◆ What to work on ◆
In the records below, find each line with "Released" and copy it.

◆ Records ◆
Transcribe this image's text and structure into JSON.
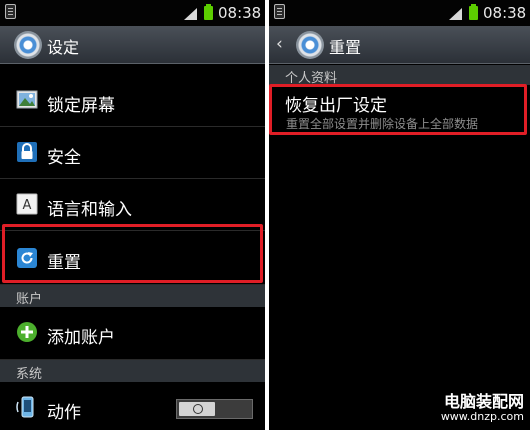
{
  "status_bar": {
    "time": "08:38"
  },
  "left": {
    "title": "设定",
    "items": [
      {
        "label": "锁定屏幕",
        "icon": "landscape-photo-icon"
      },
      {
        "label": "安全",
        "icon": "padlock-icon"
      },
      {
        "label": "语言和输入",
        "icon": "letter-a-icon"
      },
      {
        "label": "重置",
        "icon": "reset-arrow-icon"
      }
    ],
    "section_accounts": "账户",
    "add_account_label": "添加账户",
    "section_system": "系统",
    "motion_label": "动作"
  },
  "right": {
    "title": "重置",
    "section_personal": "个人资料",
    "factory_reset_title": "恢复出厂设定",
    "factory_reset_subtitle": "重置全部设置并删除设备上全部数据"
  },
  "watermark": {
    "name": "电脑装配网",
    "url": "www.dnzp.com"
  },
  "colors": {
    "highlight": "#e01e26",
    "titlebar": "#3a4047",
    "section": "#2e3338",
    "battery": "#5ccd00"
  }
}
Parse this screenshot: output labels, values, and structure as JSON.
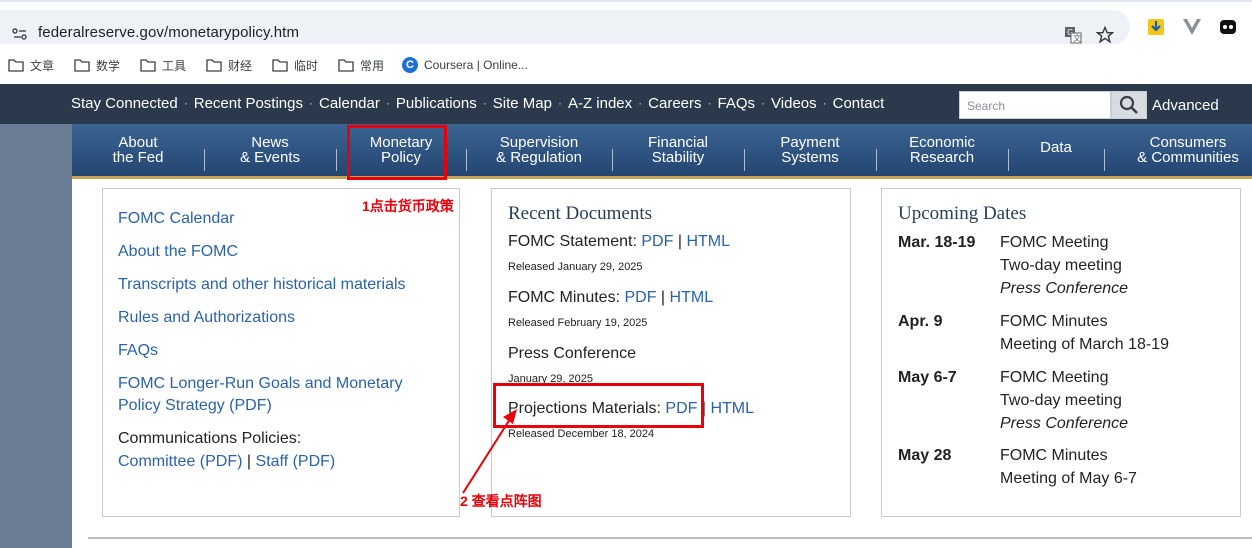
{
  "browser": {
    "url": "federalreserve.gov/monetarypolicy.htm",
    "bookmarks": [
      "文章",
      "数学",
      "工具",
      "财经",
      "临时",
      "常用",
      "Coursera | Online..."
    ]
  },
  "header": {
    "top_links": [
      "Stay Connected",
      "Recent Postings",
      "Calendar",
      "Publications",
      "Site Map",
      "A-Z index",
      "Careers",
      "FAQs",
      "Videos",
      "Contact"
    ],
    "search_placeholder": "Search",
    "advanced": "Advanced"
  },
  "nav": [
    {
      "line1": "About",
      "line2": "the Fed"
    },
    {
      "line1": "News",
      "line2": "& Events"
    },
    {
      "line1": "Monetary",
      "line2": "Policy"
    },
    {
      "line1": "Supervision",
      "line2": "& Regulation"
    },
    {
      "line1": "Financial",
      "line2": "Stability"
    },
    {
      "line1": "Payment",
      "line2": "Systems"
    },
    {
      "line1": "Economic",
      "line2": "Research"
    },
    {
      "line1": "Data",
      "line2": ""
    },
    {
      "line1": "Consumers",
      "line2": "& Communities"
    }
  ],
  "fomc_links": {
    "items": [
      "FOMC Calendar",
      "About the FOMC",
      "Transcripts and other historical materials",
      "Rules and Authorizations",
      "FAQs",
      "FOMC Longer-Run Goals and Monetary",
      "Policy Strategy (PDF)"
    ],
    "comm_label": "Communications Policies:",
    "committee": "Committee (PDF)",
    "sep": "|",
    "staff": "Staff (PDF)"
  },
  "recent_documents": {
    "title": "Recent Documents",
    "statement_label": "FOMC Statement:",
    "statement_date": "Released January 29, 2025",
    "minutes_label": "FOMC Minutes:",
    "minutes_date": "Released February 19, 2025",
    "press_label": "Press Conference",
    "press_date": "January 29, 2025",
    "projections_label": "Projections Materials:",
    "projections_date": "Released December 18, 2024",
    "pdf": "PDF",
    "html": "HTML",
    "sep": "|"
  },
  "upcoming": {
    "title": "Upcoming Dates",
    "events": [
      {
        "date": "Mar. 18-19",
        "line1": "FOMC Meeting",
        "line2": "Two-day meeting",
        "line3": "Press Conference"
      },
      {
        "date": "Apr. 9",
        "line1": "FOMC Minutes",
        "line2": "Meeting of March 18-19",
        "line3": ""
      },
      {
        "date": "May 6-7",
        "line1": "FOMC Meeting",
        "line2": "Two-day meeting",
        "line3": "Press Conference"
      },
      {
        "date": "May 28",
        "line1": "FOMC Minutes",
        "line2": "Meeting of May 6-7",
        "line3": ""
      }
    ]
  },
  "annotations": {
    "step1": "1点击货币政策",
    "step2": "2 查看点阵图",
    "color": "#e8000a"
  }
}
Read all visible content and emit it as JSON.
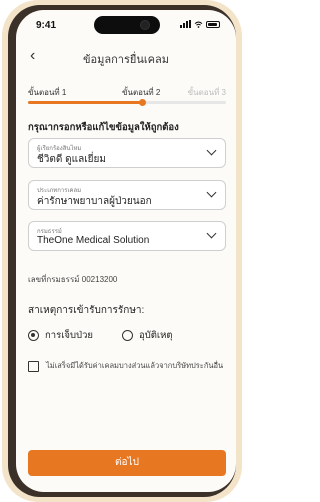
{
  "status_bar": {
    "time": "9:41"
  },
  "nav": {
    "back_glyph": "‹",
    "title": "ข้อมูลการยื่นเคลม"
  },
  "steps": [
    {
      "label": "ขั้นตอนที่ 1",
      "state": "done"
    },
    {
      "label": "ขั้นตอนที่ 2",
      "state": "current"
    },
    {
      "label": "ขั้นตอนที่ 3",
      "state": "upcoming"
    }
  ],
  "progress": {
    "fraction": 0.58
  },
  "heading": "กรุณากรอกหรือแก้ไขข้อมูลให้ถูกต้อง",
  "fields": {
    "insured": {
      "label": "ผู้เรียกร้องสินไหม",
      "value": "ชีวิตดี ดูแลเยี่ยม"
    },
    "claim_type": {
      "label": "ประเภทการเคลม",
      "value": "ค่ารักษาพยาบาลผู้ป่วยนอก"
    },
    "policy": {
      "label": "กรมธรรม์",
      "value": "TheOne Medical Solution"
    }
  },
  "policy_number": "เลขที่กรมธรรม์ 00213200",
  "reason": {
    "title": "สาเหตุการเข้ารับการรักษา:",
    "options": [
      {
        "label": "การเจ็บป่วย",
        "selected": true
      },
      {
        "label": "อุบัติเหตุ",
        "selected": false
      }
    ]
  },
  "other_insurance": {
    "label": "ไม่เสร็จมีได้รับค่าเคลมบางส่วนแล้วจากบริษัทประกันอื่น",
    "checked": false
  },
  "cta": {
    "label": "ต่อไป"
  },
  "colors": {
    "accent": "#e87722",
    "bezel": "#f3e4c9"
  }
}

◆ Answer space ◆
    "statement_date": "Released January 29, 2025",
    "minutes_date": "Released February 19, 2025",
    "projections_date": "Released December 18, 2024",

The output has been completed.